Installing a Transmission Cooler


To install a transmission cooler you will need only simple hand tools and the cooler itself. There are a number of them out there but one several of us have used fits nicely and works well. It's a B&M 19,000 GVW unit and you can purchase it at many speed shops or through mail order from Jegs or Summit Racing.

Most of the kits supply the fittings, however you may have to adapt the fittings to your needs. Most of the supplied fittings are 5/16" fittings, but on the GP you'll need 5/8" fittings. Take care of this adaptation in advance or you won't be driving the vehicle anywhere.

Optional: When installing the cooler, some believe it is also good to switch to synthetic transmission fluid and change the filter. Some of us use Red Line ATF (Dexron III equivalent) for this purpose. It is supposed to keep your transmission cooler and operating better than standard fluid, but will run you about $8 per quart (and you'll need 8 or 9 quarts) so it can be a bit expensive. Since you'll have the car up anyway, this is a good time to do this upgrade. See the Helm's manual for more details on changing the fluid.

The Upgrade:

You will need to jack the front end up or put it up on ramps. Either way, make sure it is secure. You will be crawling under it, and you definitely don't want your GP to fall on you! Make sure it's nice and high so you can work comfortably.

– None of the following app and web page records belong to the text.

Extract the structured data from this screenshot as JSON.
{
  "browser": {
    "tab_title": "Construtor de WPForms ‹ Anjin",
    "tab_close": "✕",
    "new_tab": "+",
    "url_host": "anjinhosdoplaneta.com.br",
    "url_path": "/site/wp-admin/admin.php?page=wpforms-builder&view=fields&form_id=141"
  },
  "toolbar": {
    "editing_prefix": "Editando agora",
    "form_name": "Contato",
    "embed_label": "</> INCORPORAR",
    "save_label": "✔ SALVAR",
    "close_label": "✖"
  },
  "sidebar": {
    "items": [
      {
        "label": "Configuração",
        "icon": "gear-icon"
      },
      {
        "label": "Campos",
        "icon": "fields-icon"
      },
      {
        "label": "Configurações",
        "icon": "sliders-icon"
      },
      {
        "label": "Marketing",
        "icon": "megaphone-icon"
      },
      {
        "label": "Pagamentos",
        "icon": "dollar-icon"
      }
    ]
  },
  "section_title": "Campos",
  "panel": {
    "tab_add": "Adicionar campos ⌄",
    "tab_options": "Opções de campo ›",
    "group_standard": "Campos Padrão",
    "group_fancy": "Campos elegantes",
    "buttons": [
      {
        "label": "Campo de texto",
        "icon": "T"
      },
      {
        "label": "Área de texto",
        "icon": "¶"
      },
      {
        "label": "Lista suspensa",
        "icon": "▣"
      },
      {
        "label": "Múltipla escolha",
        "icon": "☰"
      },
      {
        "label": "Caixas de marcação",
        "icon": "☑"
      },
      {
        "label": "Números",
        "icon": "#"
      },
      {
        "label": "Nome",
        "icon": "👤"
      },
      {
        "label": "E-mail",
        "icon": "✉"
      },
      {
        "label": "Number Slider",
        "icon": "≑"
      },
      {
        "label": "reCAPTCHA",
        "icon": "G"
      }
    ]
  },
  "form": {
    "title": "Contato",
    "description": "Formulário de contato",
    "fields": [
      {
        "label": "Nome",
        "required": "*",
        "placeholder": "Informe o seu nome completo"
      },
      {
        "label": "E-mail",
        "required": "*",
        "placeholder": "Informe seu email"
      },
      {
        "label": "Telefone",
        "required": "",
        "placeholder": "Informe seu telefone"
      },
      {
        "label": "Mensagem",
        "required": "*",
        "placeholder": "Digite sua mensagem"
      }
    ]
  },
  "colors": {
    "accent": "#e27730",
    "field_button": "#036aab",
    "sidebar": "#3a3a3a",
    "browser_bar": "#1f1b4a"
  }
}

To begin, remove the lower air dam at the base of the radiator. This is held on with about 6-8 bolts that are right on the bottom and easy to see.

Decide which location you would like to use to tap into the fluid lines. They run from the transmission to the right (passenger) side of the radiator. The return line runs from the top of the radiator to the pan and the supply runs from the transmission housing to bottom of the radiator. The bottom of the transmission has the two lines coming out from it, and the lines are as shown in the following picture (click for a larger view):

Here's a view of the same lines, this time looking at them from above the car in-between the radiator and the engine (click for larger view):

It is normally preferable to have the external cooler plumbed in series with the return line. This provides the most efficient cooling by about 5%. However, the port at the top of the radiator where the return line exits is kind of a tight squeeze to work with, so you can tap into it at the transmission but this requires running longer fluid lines back to the radiator area (some of us have done this with no problems). If you plan to do this, you may tap directly into the existing connection near the radiator as shown in the following photo (click for larger view). In the photo, notice that I cut off the existing hose and attached the hose to be connected to the cooler instead. In the picture you can also see the attachment I made in the other line.

Alternatively, plumb into the supply line. It has slightly less cooling efficiency but simplifies the installation a little bit (no picture available).

Remove the appropriate lines and hook up the fittings. Be sure to seal any non-flare fittings or they might leak.

Mount the cooler low on the front of the radiator using the supplied fasteners (preferably to the side you are planning on running the lines to) as shown in the photo below (click for larger view):

Run the lines from the fittings to the cooler. Be sure the are not hanging down or rubbing on an edge surface.

Before you install the air dam, you might need to trim it a bit to allow clearance for the lines. Re-install the air dam.
Crank it and allow pressure to build. Check for leaks at every point in the fluid flow. If there are leaks, shut off the vehicle and fix them. Otherwise take the car for a spin and heat up the fluid, (which should take about 10 minutes). Come back and check for leaks again, and repair if necessary.

Questions? Ask Steve Calbert (